Page and application data records:
################

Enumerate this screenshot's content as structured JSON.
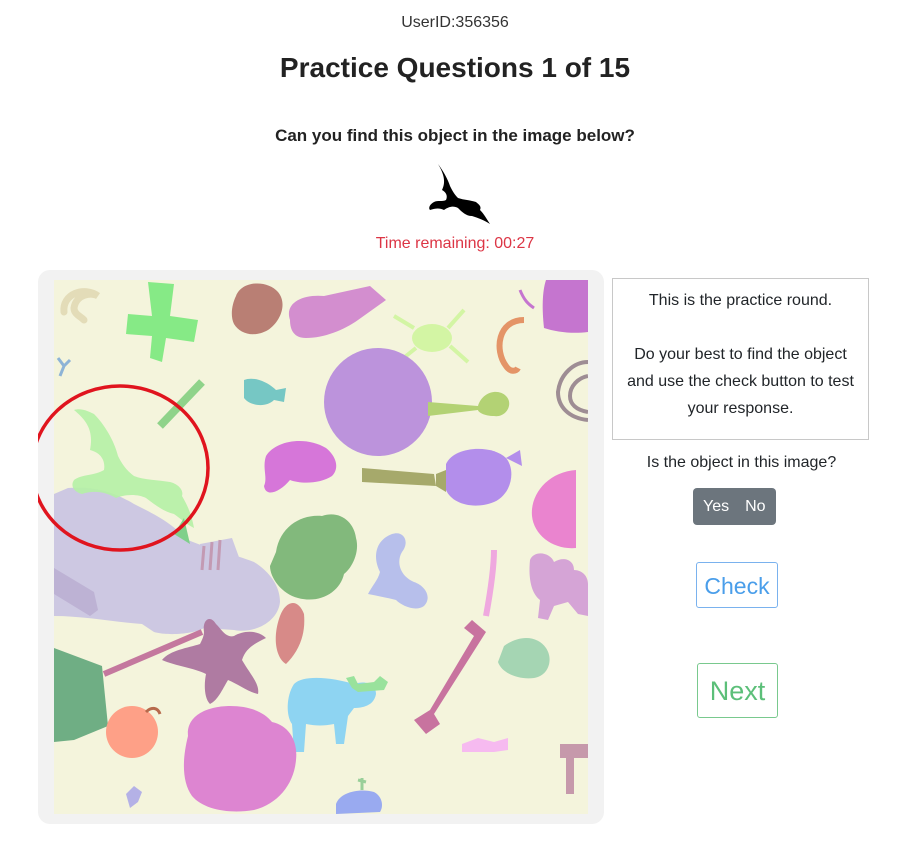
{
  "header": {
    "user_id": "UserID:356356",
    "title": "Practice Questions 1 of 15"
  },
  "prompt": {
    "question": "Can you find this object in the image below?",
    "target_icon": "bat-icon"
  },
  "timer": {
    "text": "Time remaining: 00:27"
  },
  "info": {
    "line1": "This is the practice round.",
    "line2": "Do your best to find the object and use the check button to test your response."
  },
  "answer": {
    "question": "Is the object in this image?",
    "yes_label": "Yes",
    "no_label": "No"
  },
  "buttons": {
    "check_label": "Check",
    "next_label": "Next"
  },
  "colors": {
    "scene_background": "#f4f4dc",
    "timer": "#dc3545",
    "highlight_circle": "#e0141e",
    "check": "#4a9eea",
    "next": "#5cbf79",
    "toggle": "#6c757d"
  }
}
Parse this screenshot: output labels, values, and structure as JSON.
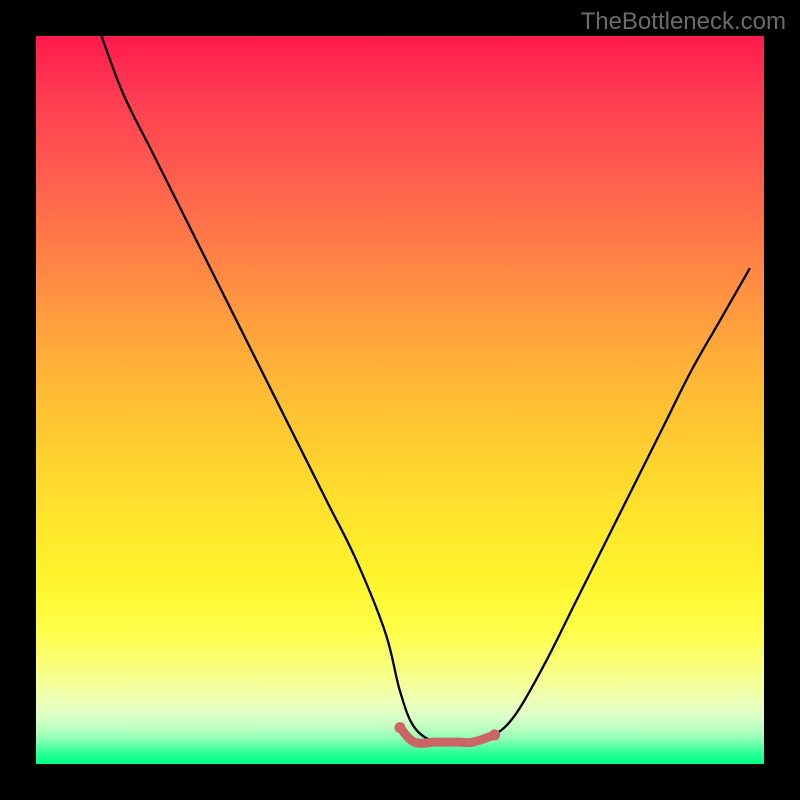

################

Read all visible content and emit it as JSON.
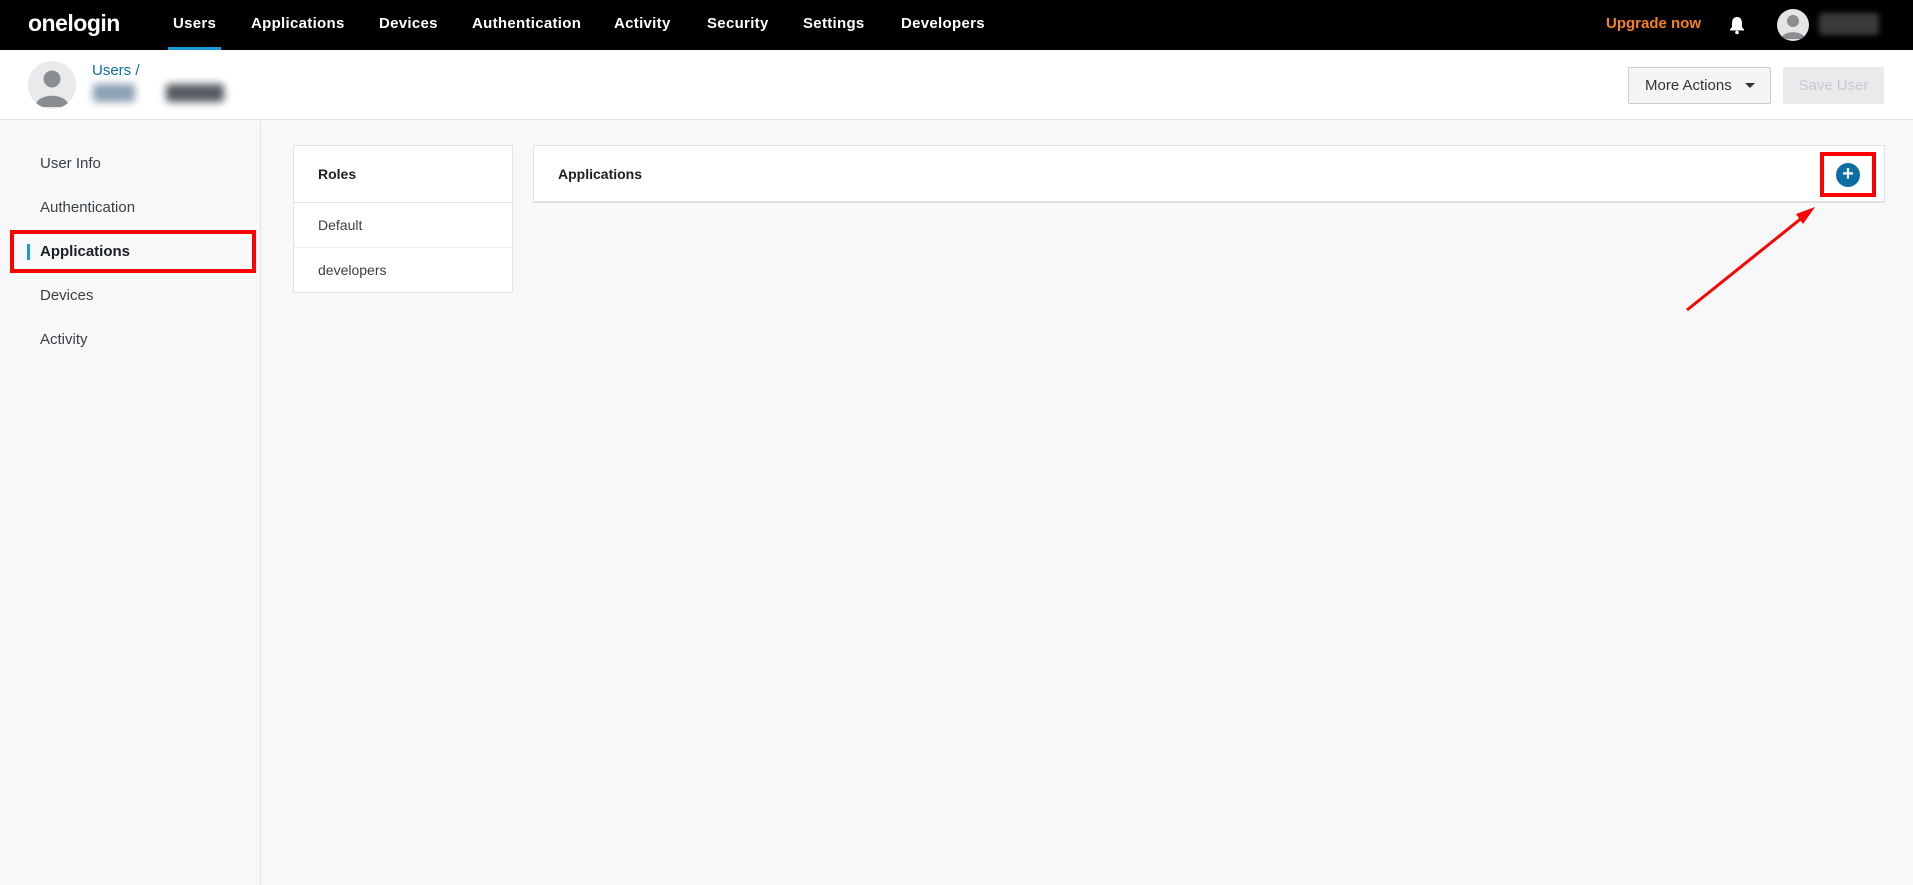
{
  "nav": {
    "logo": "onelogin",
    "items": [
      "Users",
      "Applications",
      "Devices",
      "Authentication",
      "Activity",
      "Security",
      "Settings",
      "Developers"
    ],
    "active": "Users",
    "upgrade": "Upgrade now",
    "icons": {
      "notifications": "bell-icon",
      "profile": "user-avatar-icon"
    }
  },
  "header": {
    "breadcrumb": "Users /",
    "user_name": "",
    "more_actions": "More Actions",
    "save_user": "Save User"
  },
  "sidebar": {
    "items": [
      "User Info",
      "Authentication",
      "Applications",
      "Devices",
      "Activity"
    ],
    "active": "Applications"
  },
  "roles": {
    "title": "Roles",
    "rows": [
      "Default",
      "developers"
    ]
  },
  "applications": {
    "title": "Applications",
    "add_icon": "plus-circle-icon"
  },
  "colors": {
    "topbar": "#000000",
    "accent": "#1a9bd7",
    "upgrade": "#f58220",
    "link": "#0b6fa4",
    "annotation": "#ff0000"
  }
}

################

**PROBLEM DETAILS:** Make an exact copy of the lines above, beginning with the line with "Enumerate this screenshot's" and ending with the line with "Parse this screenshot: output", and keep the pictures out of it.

**EXERCISE RESPONSE:**
Enumerate this screenshot's content as structured JSON.
{
  "header": {
    "user_id": "UserID:356356",
    "title": "Practice Questions 1 of 15"
  },
  "prompt": {
    "question": "Can you find this object in the image below?",
    "target_icon": "bat-icon"
  },
  "timer": {
    "text": "Time remaining: 00:27"
  },
  "info": {
    "line1": "This is the practice round.",
    "line2": "Do your best to find the object and use the check button to test your response."
  },
  "answer": {
    "question": "Is the object in this image?",
    "yes_label": "Yes",
    "no_label": "No"
  },
  "buttons": {
    "check_label": "Check",
    "next_label": "Next"
  },
  "colors": {
    "scene_background": "#f4f4dc",
    "timer": "#dc3545",
    "highlight_circle": "#e0141e",
    "check": "#4a9eea",
    "next": "#5cbf79",
    "toggle": "#6c757d"
  }
}
Parse this screenshot: output labels, values, and structure as JSON.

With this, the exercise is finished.